That’s about all I did, the rest of this is his work. My thanks to Robert Skinner, HP for sharing the finished package with me. I’ve modified the package to remove the application-specific data/fields and reduced down to just a simple table with a couple of fields, so we can focus on the approach and not get bogged down in the schema. For our example, we will use a flat file for import and just a SQL database for output, the destination connectors can be changed as needed to support exporting to another OLE DB destination such as Oracle without changing the actual components. Let’s walk through the design and implementation.
There are 3 main steps to the process:
Here is a screen snapshot of the package.
Before loading the import data, we want to have a clean table to load into and make sure the identity range is reset. The easiest way to do this is with a TRUNCATE table if it already exists, otherwise simply create it. Robert actually uses the same logic as is generated by scripting using the SQL Server tasks/script that will check for the table, truncate it if empty, and if not actually create the table.

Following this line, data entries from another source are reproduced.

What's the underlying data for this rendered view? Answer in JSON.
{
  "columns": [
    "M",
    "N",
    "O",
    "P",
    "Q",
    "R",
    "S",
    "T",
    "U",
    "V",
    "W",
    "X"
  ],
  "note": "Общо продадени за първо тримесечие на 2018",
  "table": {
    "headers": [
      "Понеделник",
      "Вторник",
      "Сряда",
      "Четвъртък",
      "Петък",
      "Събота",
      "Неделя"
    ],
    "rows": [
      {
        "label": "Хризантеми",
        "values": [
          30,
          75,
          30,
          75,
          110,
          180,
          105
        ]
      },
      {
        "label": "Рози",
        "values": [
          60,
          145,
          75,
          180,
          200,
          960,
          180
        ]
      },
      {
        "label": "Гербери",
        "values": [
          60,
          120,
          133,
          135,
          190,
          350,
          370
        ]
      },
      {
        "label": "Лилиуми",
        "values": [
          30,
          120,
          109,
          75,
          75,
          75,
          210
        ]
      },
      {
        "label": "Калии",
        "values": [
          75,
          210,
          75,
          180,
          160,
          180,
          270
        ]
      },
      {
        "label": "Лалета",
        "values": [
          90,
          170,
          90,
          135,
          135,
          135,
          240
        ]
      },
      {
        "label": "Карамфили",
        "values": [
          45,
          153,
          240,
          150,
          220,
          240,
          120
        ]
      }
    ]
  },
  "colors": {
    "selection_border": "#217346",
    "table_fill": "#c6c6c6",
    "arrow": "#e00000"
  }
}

For our scenario, we just truncate the 2 tables in the first 2 steps using a OLE DB Source with a SQL Command:
Next, we load from the flat file into the Staging Table. This will result in all of the original rows being assigned to a sequential identifier. Since we truncated the table, we are guaranteed that each number is sequential. Note the use of the Row Count component, this will capture the total number of rows in the flat file that get loaded into the staging table.
Here are the first few rows after the load step.
Let’s look more closely at how the FOR LOOP works with the script task.
The For Loop Properties controls the initialization, evaluation, and assignment. For this scenario, we have the following variables:
The script is used to build the SQL command variable that selects on the range identified for each iteration of the for loop. For example, on iteration 1, using an increment of 500, the SQL command would be set to query all of the rows between 0 and 500. On the next iteration, the last row would be set to 500 and the SQL Command altered to load from 501 – 1000. This continues until the number of rows loaded exceeds the total row count. Each iteration of the for loop establishes a new connection and only load the desired number of rows. Although, this is normally not optimal for most loading, this works around the Oracle issue. This is also useful if there are a huge number of rows, and monitoring of the process at a lower granularity is needed than for the whole table.
Here is the script. Note that this script is highly reusable, the only item that needs to be changed for another package would be the name of the table and the identity column. To make this even more reusable, variables could be created.
The data flow task in the for loop simply uses the SQL Command variable for the source and the final table for the destination.
Attached is a zip file containing a sample database schema, flat file with import data, and SSIS package.
My thanks again to Robert Skinner for providing me a sample SSIS package for using this including the script.